PROVIDED RECORDS START

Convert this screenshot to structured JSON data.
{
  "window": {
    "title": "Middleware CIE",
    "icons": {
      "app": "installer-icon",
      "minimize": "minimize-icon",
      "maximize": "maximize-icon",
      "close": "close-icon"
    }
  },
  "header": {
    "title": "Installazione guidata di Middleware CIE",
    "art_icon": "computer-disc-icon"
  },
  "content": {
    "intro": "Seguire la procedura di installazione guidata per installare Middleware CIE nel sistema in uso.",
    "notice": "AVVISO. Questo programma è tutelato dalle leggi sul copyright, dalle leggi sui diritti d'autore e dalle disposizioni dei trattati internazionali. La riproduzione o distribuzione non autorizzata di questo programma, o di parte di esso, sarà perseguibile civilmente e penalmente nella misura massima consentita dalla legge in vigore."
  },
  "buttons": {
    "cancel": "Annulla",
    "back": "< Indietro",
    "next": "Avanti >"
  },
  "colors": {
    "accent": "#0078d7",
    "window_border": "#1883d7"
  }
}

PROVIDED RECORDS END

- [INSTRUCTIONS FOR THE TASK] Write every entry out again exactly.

- [ANSWER BOX]
Convert this screenshot to structured JSON data.
{
  "window": {
    "title": "Middleware CIE",
    "icons": {
      "app": "installer-icon",
      "minimize": "minimize-icon",
      "maximize": "maximize-icon",
      "close": "close-icon"
    }
  },
  "header": {
    "title": "Installazione guidata di Middleware CIE",
    "art_icon": "computer-disc-icon"
  },
  "content": {
    "intro": "Seguire la procedura di installazione guidata per installare Middleware CIE nel sistema in uso.",
    "notice": "AVVISO. Questo programma è tutelato dalle leggi sul copyright, dalle leggi sui diritti d'autore e dalle disposizioni dei trattati internazionali. La riproduzione o distribuzione non autorizzata di questo programma, o di parte di esso, sarà perseguibile civilmente e penalmente nella misura massima consentita dalla legge in vigore."
  },
  "buttons": {
    "cancel": "Annulla",
    "back": "< Indietro",
    "next": "Avanti >"
  },
  "colors": {
    "accent": "#0078d7",
    "window_border": "#1883d7"
  }
}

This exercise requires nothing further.